- [ENTRIES SHOWN]:
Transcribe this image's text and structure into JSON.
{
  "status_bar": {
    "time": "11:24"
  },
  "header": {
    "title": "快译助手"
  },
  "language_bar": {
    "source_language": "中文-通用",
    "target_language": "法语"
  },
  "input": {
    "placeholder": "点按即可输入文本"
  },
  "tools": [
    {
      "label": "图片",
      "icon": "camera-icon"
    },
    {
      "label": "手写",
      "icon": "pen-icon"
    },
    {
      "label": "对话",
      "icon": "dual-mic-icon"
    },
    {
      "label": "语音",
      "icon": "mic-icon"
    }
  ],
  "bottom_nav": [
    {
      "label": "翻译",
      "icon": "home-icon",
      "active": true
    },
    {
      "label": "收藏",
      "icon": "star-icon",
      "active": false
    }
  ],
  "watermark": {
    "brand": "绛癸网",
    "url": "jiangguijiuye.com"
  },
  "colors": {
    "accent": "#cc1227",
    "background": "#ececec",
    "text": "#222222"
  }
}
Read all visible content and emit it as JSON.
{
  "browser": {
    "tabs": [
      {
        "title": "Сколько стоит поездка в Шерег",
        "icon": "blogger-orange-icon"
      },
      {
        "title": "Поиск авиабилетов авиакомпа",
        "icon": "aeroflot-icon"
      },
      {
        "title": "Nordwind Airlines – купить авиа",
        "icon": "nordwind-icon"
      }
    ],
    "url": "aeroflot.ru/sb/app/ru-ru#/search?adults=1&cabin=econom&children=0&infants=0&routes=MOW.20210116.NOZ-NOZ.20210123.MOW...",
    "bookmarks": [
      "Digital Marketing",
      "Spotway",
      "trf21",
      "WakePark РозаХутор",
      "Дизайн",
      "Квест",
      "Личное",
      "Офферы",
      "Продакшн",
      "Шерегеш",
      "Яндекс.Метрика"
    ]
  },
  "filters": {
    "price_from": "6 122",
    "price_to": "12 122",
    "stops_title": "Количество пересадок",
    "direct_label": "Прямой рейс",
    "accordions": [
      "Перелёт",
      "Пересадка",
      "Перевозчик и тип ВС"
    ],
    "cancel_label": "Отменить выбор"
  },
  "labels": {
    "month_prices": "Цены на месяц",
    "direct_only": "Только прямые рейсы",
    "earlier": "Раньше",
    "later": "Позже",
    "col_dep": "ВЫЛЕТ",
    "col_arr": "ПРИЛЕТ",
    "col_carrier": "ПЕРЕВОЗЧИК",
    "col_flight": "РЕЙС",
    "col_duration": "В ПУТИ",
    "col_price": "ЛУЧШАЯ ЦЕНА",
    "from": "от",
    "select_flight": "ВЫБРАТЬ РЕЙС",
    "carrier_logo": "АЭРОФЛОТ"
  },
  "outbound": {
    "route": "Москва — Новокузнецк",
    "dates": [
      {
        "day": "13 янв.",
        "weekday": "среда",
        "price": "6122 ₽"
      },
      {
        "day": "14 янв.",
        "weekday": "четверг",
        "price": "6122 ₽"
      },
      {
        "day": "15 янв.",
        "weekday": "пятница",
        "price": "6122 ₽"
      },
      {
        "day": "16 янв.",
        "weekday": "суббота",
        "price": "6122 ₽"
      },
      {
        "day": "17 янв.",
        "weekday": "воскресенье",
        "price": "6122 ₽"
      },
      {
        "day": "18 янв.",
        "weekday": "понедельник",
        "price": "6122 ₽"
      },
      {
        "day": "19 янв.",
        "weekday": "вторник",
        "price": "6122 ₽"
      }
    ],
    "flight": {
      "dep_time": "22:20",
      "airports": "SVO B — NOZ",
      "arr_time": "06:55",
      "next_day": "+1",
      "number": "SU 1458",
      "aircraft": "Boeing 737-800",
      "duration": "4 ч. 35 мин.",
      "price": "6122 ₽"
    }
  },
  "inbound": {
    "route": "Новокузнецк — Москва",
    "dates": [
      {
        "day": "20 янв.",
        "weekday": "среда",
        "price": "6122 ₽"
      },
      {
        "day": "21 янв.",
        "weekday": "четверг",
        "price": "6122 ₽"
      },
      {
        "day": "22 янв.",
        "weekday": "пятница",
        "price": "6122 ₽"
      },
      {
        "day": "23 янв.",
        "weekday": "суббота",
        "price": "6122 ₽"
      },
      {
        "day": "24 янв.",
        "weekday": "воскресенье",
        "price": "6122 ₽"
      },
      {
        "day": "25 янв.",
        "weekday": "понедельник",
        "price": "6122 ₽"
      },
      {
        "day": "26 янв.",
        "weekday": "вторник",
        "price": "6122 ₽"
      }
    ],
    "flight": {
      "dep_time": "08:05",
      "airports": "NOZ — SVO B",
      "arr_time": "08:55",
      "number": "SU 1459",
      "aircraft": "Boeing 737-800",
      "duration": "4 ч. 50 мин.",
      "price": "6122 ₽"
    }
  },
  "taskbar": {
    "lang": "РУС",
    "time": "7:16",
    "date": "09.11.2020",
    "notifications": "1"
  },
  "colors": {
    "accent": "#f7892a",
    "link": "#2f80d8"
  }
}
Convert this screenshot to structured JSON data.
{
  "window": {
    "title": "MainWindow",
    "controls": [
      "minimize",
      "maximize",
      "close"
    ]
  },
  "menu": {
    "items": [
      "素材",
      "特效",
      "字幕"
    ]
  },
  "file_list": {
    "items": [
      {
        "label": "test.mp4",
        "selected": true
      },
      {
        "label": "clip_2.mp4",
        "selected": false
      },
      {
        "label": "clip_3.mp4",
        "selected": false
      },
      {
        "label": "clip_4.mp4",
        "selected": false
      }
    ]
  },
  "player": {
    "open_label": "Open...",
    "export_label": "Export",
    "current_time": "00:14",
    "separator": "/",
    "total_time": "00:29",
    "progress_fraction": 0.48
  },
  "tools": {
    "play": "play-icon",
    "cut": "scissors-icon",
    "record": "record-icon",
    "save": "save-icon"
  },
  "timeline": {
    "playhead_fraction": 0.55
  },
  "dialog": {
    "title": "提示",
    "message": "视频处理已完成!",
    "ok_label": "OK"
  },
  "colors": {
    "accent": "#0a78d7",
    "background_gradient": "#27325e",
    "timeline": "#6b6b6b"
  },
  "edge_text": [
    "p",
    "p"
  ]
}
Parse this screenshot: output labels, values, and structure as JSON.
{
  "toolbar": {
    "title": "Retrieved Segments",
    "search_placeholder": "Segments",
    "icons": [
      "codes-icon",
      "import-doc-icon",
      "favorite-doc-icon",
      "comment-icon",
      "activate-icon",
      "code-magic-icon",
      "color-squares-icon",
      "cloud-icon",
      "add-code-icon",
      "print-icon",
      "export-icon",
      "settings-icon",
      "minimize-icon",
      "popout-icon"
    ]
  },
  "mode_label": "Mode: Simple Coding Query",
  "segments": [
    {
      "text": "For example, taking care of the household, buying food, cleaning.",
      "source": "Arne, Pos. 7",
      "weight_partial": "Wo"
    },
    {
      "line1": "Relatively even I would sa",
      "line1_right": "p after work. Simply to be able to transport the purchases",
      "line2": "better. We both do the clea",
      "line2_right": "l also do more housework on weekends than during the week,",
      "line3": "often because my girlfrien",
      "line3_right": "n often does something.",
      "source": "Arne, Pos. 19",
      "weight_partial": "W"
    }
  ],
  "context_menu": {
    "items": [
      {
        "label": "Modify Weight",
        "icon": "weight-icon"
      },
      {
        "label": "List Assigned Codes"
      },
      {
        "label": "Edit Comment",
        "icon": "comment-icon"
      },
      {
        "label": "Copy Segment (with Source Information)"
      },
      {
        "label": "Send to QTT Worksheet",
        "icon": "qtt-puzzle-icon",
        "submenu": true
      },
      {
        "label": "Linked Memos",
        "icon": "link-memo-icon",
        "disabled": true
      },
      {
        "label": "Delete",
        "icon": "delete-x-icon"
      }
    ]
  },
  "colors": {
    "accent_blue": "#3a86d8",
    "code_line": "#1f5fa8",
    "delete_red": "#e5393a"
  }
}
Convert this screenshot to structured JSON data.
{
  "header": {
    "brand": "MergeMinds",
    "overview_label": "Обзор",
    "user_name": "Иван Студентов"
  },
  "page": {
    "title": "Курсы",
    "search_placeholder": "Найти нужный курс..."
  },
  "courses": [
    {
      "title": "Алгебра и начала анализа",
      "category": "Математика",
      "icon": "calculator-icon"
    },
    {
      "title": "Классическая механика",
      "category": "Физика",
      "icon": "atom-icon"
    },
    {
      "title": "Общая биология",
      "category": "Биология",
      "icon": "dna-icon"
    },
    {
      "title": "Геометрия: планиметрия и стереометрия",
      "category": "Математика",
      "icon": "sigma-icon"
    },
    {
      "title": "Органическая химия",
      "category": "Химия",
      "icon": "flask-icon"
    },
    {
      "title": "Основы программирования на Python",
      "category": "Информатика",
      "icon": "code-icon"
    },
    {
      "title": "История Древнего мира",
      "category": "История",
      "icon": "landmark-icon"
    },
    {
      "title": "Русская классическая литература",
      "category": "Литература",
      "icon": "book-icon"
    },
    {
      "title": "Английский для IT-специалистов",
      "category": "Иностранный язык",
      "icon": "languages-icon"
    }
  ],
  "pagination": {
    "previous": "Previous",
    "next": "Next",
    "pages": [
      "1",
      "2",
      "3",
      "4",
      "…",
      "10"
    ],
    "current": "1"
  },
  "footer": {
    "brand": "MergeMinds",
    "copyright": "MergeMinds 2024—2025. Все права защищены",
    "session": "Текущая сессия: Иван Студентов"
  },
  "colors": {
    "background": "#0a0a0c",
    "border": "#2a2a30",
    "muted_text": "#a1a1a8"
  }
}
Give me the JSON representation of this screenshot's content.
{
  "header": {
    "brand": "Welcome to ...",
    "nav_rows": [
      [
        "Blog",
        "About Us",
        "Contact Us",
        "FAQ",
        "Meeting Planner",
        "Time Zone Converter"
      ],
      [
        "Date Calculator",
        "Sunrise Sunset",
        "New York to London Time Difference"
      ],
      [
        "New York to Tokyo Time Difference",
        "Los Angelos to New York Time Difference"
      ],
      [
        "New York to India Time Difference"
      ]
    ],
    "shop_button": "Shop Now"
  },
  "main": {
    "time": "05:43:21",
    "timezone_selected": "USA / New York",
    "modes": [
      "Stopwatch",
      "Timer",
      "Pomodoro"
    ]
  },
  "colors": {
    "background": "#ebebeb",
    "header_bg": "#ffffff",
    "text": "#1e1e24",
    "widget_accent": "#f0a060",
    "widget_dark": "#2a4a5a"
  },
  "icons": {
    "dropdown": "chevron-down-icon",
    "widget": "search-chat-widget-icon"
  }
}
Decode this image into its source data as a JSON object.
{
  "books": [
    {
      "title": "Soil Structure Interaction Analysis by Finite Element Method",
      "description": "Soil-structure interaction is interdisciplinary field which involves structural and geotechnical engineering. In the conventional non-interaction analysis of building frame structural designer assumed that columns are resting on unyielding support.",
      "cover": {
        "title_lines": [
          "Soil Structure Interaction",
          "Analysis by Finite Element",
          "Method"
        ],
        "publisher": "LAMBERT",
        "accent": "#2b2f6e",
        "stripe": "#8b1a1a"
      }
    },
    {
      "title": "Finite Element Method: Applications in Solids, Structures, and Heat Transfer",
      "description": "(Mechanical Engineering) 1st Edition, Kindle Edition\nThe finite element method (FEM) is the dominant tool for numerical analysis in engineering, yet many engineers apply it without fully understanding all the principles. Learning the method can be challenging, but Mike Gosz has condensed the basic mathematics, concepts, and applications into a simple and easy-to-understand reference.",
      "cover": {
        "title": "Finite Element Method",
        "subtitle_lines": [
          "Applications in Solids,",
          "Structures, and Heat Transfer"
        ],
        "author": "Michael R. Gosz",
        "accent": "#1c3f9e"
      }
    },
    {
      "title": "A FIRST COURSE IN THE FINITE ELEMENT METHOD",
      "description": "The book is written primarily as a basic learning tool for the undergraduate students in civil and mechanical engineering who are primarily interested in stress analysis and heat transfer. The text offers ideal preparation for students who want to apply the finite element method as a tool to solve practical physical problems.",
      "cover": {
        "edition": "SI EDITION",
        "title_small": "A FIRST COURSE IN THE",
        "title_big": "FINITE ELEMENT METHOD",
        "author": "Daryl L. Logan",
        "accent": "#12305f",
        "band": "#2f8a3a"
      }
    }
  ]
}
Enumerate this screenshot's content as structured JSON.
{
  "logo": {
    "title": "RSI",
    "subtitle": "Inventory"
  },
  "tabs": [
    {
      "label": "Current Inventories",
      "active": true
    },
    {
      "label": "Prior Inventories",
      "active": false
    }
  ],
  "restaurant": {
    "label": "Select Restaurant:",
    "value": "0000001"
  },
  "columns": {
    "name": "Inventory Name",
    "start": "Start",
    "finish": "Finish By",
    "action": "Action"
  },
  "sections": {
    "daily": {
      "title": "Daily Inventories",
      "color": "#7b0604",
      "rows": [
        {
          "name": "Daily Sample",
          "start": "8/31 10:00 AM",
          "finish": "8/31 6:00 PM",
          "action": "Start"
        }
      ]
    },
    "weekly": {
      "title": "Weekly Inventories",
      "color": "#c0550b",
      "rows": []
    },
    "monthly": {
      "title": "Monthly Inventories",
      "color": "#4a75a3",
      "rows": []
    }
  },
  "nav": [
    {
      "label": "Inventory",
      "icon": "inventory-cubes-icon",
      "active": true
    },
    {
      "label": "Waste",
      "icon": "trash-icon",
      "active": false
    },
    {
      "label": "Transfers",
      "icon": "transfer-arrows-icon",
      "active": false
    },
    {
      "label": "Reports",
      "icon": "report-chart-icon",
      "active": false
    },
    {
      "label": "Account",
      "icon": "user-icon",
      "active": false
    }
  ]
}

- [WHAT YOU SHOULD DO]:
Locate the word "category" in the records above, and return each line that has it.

- [SOLVED EXERCISE]:
      "category": "Математика",
      "category": "Физика",
      "category": "Биология",
      "category": "Математика",
      "category": "Химия",
      "category": "Информатика",
      "category": "История",
      "category": "Литература",
      "category": "Иностранный язык",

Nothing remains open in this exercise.